**Data provided**
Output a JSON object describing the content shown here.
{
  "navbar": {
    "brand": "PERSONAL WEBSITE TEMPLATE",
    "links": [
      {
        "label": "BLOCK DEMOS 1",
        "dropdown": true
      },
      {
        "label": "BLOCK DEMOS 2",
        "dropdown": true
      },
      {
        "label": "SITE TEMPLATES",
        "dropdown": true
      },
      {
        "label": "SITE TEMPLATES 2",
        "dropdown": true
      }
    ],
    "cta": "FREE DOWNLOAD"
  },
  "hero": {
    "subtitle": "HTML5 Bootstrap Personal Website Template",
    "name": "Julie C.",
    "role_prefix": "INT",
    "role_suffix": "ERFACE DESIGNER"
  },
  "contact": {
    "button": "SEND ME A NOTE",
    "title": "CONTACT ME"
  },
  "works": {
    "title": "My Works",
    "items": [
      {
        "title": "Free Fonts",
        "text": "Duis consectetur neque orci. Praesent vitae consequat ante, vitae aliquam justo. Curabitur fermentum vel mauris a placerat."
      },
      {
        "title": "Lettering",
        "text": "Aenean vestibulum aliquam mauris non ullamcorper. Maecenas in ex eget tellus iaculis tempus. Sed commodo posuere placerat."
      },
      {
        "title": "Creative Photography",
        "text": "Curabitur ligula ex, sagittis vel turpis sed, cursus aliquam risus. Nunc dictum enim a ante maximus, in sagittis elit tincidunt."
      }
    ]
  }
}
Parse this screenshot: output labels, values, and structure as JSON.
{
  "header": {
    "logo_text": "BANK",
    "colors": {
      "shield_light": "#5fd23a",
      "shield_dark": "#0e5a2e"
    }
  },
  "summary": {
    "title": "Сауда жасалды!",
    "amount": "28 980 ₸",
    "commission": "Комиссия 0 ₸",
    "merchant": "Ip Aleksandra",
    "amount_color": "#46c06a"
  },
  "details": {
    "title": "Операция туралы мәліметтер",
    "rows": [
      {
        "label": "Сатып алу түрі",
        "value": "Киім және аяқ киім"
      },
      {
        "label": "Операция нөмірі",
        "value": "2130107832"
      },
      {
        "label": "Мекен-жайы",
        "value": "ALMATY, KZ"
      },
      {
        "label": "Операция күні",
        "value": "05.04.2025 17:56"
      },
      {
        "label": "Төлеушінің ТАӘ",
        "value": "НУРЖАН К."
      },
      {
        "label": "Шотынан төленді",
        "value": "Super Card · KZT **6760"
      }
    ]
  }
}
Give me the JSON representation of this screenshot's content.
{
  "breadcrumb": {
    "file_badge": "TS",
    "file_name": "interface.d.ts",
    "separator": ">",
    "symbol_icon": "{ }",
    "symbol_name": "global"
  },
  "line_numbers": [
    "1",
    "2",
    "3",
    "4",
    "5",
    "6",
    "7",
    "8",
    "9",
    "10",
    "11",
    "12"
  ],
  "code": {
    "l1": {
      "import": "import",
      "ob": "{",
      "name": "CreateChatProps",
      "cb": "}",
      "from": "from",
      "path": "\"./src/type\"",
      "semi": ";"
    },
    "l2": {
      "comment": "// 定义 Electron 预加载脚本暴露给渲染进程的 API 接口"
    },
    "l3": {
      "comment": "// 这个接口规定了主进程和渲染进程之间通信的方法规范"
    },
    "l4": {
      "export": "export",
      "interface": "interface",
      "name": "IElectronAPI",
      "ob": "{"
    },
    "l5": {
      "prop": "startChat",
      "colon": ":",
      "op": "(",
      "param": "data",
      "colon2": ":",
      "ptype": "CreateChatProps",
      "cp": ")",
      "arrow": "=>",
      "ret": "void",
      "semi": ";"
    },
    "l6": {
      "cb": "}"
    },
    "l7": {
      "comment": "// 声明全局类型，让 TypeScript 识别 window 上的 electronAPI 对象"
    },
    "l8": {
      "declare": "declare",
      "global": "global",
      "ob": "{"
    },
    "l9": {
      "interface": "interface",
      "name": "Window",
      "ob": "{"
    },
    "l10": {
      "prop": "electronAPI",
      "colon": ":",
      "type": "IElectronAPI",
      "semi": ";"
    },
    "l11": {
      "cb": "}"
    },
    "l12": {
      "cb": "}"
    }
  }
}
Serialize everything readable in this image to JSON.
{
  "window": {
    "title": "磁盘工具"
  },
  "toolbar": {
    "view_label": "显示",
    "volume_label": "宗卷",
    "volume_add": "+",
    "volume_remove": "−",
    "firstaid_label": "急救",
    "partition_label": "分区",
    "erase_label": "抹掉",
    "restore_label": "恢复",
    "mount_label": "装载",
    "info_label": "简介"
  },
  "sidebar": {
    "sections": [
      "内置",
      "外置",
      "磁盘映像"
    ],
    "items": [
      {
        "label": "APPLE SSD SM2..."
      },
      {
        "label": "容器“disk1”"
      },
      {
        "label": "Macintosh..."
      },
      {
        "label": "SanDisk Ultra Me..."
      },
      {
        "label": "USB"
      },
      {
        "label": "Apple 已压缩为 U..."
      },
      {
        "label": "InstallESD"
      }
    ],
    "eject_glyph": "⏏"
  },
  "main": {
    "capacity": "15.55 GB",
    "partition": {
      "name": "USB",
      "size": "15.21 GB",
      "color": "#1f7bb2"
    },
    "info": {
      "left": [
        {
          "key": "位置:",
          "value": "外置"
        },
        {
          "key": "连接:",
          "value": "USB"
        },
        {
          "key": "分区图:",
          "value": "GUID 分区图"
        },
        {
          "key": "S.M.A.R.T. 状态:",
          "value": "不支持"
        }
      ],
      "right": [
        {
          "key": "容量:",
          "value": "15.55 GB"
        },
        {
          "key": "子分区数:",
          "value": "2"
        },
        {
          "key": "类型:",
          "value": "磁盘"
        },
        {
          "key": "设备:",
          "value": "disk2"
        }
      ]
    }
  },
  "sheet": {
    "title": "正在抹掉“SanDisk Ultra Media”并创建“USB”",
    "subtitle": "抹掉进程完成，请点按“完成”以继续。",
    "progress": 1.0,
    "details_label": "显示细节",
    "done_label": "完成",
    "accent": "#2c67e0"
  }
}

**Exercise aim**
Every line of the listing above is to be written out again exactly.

**Response area**
Output a JSON object describing the content shown here.
{
  "navbar": {
    "brand": "PERSONAL WEBSITE TEMPLATE",
    "links": [
      {
        "label": "BLOCK DEMOS 1",
        "dropdown": true
      },
      {
        "label": "BLOCK DEMOS 2",
        "dropdown": true
      },
      {
        "label": "SITE TEMPLATES",
        "dropdown": true
      },
      {
        "label": "SITE TEMPLATES 2",
        "dropdown": true
      }
    ],
    "cta": "FREE DOWNLOAD"
  },
  "hero": {
    "subtitle": "HTML5 Bootstrap Personal Website Template",
    "name": "Julie C.",
    "role_prefix": "INT",
    "role_suffix": "ERFACE DESIGNER"
  },
  "contact": {
    "button": "SEND ME A NOTE",
    "title": "CONTACT ME"
  },
  "works": {
    "title": "My Works",
    "items": [
      {
        "title": "Free Fonts",
        "text": "Duis consectetur neque orci. Praesent vitae consequat ante, vitae aliquam justo. Curabitur fermentum vel mauris a placerat."
      },
      {
        "title": "Lettering",
        "text": "Aenean vestibulum aliquam mauris non ullamcorper. Maecenas in ex eget tellus iaculis tempus. Sed commodo posuere placerat."
      },
      {
        "title": "Creative Photography",
        "text": "Curabitur ligula ex, sagittis vel turpis sed, cursus aliquam risus. Nunc dictum enim a ante maximus, in sagittis elit tincidunt."
      }
    ]
  }
}
Parse this screenshot: output labels, values, and structure as JSON.
{
  "header": {
    "logo_text": "BANK",
    "colors": {
      "shield_light": "#5fd23a",
      "shield_dark": "#0e5a2e"
    }
  },
  "summary": {
    "title": "Сауда жасалды!",
    "amount": "28 980 ₸",
    "commission": "Комиссия 0 ₸",
    "merchant": "Ip Aleksandra",
    "amount_color": "#46c06a"
  },
  "details": {
    "title": "Операция туралы мәліметтер",
    "rows": [
      {
        "label": "Сатып алу түрі",
        "value": "Киім және аяқ киім"
      },
      {
        "label": "Операция нөмірі",
        "value": "2130107832"
      },
      {
        "label": "Мекен-жайы",
        "value": "ALMATY, KZ"
      },
      {
        "label": "Операция күні",
        "value": "05.04.2025 17:56"
      },
      {
        "label": "Төлеушінің ТАӘ",
        "value": "НУРЖАН К."
      },
      {
        "label": "Шотынан төленді",
        "value": "Super Card · KZT **6760"
      }
    ]
  }
}
Give me the JSON representation of this screenshot's content.
{
  "breadcrumb": {
    "file_badge": "TS",
    "file_name": "interface.d.ts",
    "separator": ">",
    "symbol_icon": "{ }",
    "symbol_name": "global"
  },
  "line_numbers": [
    "1",
    "2",
    "3",
    "4",
    "5",
    "6",
    "7",
    "8",
    "9",
    "10",
    "11",
    "12"
  ],
  "code": {
    "l1": {
      "import": "import",
      "ob": "{",
      "name": "CreateChatProps",
      "cb": "}",
      "from": "from",
      "path": "\"./src/type\"",
      "semi": ";"
    },
    "l2": {
      "comment": "// 定义 Electron 预加载脚本暴露给渲染进程的 API 接口"
    },
    "l3": {
      "comment": "// 这个接口规定了主进程和渲染进程之间通信的方法规范"
    },
    "l4": {
      "export": "export",
      "interface": "interface",
      "name": "IElectronAPI",
      "ob": "{"
    },
    "l5": {
      "prop": "startChat",
      "colon": ":",
      "op": "(",
      "param": "data",
      "colon2": ":",
      "ptype": "CreateChatProps",
      "cp": ")",
      "arrow": "=>",
      "ret": "void",
      "semi": ";"
    },
    "l6": {
      "cb": "}"
    },
    "l7": {
      "comment": "// 声明全局类型，让 TypeScript 识别 window 上的 electronAPI 对象"
    },
    "l8": {
      "declare": "declare",
      "global": "global",
      "ob": "{"
    },
    "l9": {
      "interface": "interface",
      "name": "Window",
      "ob": "{"
    },
    "l10": {
      "prop": "electronAPI",
      "colon": ":",
      "type": "IElectronAPI",
      "semi": ";"
    },
    "l11": {
      "cb": "}"
    },
    "l12": {
      "cb": "}"
    }
  }
}
Serialize everything readable in this image to JSON.
{
  "window": {
    "title": "磁盘工具"
  },
  "toolbar": {
    "view_label": "显示",
    "volume_label": "宗卷",
    "volume_add": "+",
    "volume_remove": "−",
    "firstaid_label": "急救",
    "partition_label": "分区",
    "erase_label": "抹掉",
    "restore_label": "恢复",
    "mount_label": "装载",
    "info_label": "简介"
  },
  "sidebar": {
    "sections": [
      "内置",
      "外置",
      "磁盘映像"
    ],
    "items": [
      {
        "label": "APPLE SSD SM2..."
      },
      {
        "label": "容器“disk1”"
      },
      {
        "label": "Macintosh..."
      },
      {
        "label": "SanDisk Ultra Me..."
      },
      {
        "label": "USB"
      },
      {
        "label": "Apple 已压缩为 U..."
      },
      {
        "label": "InstallESD"
      }
    ],
    "eject_glyph": "⏏"
  },
  "main": {
    "capacity": "15.55 GB",
    "partition": {
      "name": "USB",
      "size": "15.21 GB",
      "color": "#1f7bb2"
    },
    "info": {
      "left": [
        {
          "key": "位置:",
          "value": "外置"
        },
        {
          "key": "连接:",
          "value": "USB"
        },
        {
          "key": "分区图:",
          "value": "GUID 分区图"
        },
        {
          "key": "S.M.A.R.T. 状态:",
          "value": "不支持"
        }
      ],
      "right": [
        {
          "key": "容量:",
          "value": "15.55 GB"
        },
        {
          "key": "子分区数:",
          "value": "2"
        },
        {
          "key": "类型:",
          "value": "磁盘"
        },
        {
          "key": "设备:",
          "value": "disk2"
        }
      ]
    }
  },
  "sheet": {
    "title": "正在抹掉“SanDisk Ultra Media”并创建“USB”",
    "subtitle": "抹掉进程完成，请点按“完成”以继续。",
    "progress": 1.0,
    "details_label": "显示细节",
    "done_label": "完成",
    "accent": "#2c67e0"
  }
}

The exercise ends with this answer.